A couple days ago I shared about my fatigue with friend-dating, so it seems appropriate that I also address another activity that I find scary: The Playdate. Don't let its name fool you; playdates can be just as nerve-racking as other forms of dating---especially when one goes on blind playdates.
Being a first-time mother, I'm not sure what toddler playdating is like back in the USA, so I'm not certain to what degree my readers have experienced what I'm going through. Does it usually involve meet-ups of strangers making small talk and comparing milestones while trying to coax their children to interact with their new playmates? Do you ever get set-up on playdates? Do you also have running inner monologues coaching yourself on how to determine the social norms of the group in order to pass the unwritten acceptance exam? Back when I was preggers and visiting family in Indiana, I went to hear my cousin Cherie, The Queen of Free, speak at a MOPs (Mothers of Preschoolers) meet-up. It was great to see my cousin in action, but I went into a bit of multi-layered culture shock during the event, so I suspect that I'd find playdating anxiety-producing no matter where I lived.
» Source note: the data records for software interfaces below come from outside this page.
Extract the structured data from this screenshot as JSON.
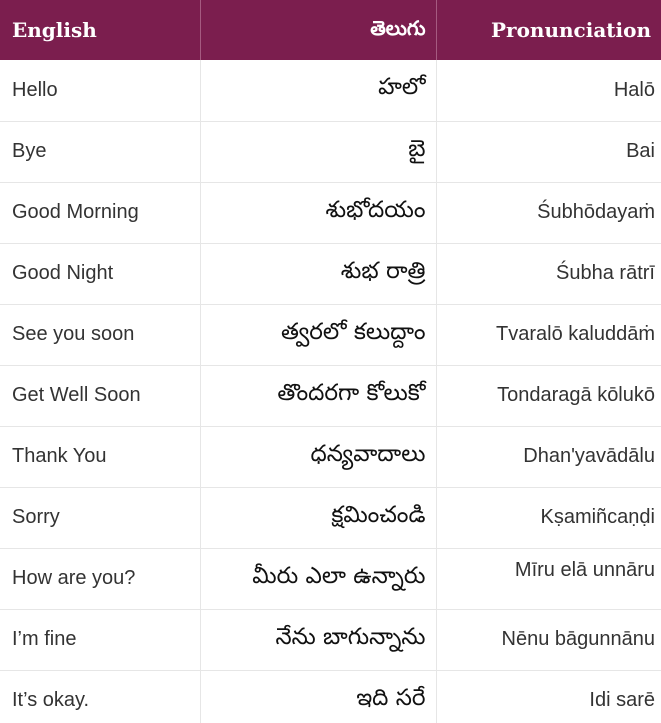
{
  "header": {
    "english": "English",
    "telugu": "తెలుగు",
    "pronunciation": "Pronunciation"
  },
  "rows": [
    {
      "english": "Hello",
      "telugu": "హలో",
      "pronunciation": "Halō"
    },
    {
      "english": "Bye",
      "telugu": "బై",
      "pronunciation": "Bai"
    },
    {
      "english": "Good Morning",
      "telugu": "శుభోదయం",
      "pronunciation": "Śubhōdayaṁ"
    },
    {
      "english": "Good Night",
      "telugu": "శుభ రాత్రి",
      "pronunciation": "Śubha rātrī"
    },
    {
      "english": "See you soon",
      "telugu": "త్వరలో కలుద్దాం",
      "pronunciation": "Tvaralō kaluddāṁ"
    },
    {
      "english": "Get Well Soon",
      "telugu": "తొందరగా కోలుకో",
      "pronunciation": "Tondaragā kōlukō"
    },
    {
      "english": "Thank You",
      "telugu": "ధన్యవాదాలు",
      "pronunciation": "Dhan'yavādālu"
    },
    {
      "english": "Sorry",
      "telugu": "క్షమించండి",
      "pronunciation": "Kṣamiñcaṇḍi"
    },
    {
      "english": "How are you?",
      "telugu": "మీరు ఎలా ఉన్నారు",
      "pronunciation": "Mīru elā unnāru"
    },
    {
      "english": "I’m fine",
      "telugu": "నేను బాగున్నాను",
      "pronunciation": "Nēnu bāgunnānu"
    },
    {
      "english": "It’s okay.",
      "telugu": "ఇది సరే",
      "pronunciation": "Idi sarē"
    }
  ]
}
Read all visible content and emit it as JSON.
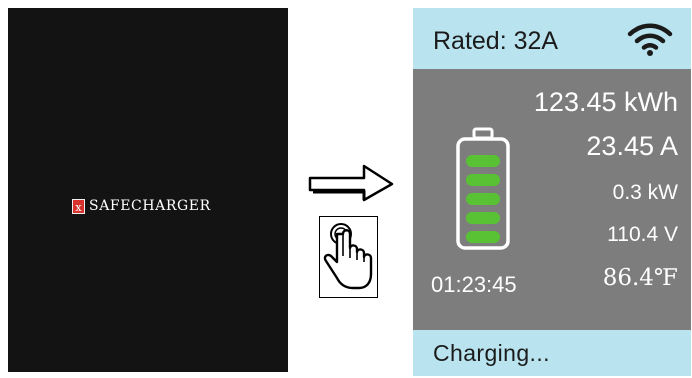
{
  "splash": {
    "logo_letter": "x",
    "brand_name": "SAFECHARGER"
  },
  "gestures": {
    "swipe_icon": "right-arrow-icon",
    "tap_icon": "tap-hand-icon"
  },
  "charging_screen": {
    "rated": "Rated: 32A",
    "wifi_icon": "wifi-icon",
    "energy": "123.45 kWh",
    "current": "23.45 A",
    "power": "0.3 kW",
    "voltage": "110.4 V",
    "elapsed_time": "01:23:45",
    "temperature": "86.4℉",
    "battery_icon": "battery-icon",
    "battery_filled_bars": 5,
    "status": "Charging..."
  },
  "colors": {
    "screen_background": "#b9e3ee",
    "panel_background": "#7d7d7d",
    "battery_fill": "#58c234",
    "splash_background": "#131313"
  }
}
Recently Evelyn and I were the lone Americans at a birthday party/playdate hosted by a well-established local family with high social status. This was not the first time since arriving in Djibouti that we have been invited to the house of a complete stranger to celebrate the birthday of a child we have never met. The invitations come based on recommendations and because we look good on paper (Evelyn passes the initial checklist with her age, gender, nationality, language, and diplomat parents). As long as we are still liked after our in-person auditions, we can be assured to be on the party invite list of several elite families in town with female toddlers.
I don't mean to sound judgmental/cynical about this; I'm simply stating my observations of how this process works. In a country that has the third highest tuberculosis rate in the world among other deadly contagious illnesses, I need to balance my bleeding heart with pragmatic protection of my child; When both the embassy medical unit and the USAID folks warn me to keep Evelyn's social life within 'the bubble,' I pay attention. (And since Djibouti doesn't really have a middle class....)
Over the years I've come across several articles discussing how elite families in the USA maintain their social status over generations by micromanaging their offsprings' social circles; I'm still wrapping my head around the idea that I've on some level joined that world. Come to think of it, I now wonder if me never getting invited to the much-hyped parties of the wealthy kids in my middle and high schools had more to do with my family's socio-economic status in the community than my lack of coolness [Insert giant forehead smack].
Not sure if I really have a point to this post other than to say that I'm sure glad I've got my favorite wing-gal at my side to remind me to Keep Calm and Carry On.
|Chill out Mom; it's just a playdate.|